Petitioner Paul R. Wassenaar graduated from law school in May 1972. In September 1972, he commenced a graduate law program in taxation at New York University and he graduated with a master’s degree in taxation in May 1973. Petitioner was admitted to the bar in 1973, and subsequently moved to Detroit, where he commenced employment. On his Federal income tax return for 1973, the petitioner deducted the expenses he incurred while attending NYU as an employee business expense. In his notice of deficiency, the Commissioner disallowed the deduction on the ground that such expenses were not ordinary and necessary expenses paid or incurred in connection with any trade or business. In his petition, the petitioner has set forth a claim that he was entitled to deduct the expenses as the cost of his moving from New York to Detroit.
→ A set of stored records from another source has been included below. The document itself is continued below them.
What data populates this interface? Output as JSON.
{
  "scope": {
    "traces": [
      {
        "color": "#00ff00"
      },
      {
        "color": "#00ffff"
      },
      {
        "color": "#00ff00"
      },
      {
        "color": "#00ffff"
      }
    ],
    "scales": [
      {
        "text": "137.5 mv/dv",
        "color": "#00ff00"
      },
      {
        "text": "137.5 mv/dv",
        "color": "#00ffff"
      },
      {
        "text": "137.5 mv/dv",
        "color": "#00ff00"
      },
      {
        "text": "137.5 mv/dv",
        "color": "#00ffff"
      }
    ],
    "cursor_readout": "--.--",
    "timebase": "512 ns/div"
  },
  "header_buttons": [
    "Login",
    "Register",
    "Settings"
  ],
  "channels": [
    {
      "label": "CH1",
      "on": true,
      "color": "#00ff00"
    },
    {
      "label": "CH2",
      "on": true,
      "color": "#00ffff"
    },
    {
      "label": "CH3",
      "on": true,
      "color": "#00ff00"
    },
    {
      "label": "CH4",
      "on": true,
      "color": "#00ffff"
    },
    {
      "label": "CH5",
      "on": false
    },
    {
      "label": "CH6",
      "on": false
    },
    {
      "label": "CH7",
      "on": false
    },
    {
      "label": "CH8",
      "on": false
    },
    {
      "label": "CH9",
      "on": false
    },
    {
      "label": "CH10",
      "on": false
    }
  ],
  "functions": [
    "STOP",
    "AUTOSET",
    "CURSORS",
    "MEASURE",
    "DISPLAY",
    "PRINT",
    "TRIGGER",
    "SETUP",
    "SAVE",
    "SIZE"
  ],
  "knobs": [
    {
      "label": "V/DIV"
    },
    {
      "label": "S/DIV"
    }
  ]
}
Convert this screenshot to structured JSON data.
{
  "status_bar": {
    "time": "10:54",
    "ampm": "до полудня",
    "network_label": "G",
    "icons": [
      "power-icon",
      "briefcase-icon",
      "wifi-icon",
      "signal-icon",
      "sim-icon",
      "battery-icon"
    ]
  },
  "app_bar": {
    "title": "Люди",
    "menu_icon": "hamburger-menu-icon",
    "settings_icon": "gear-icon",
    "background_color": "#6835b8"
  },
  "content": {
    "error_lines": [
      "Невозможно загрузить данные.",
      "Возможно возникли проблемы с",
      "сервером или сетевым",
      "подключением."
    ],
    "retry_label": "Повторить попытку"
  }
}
The court noted that deductible educational expenses under section 162(a) may include expenditures for tuition and books as well as amounts for travel and meals and lodging while the taxpayer was away from home. Moreover, the court noted that the taxpayer must be established in the trade or business at the time he incurred an educational expense to be able to deduct such expense under section 162. In this case, the court held that the work the petitioner performed before his graduation from law school and NYU did not constitute practice of law since before petitioner’s admission to the bar in 1973, he was not authorized to practice law as an attorney. Therefore, his expenses at NYU were not incident to the trade or business of practicing law, and thus, he was not maintaining or improving the skills of that profession within the purview of section 1.162-5(a)(1), Income Tax Regs. Anent the second issue, the court held that the petitioner may not deduct his moving expenses from New York to Detroit since he admitted that New York was not his principal residence before the move.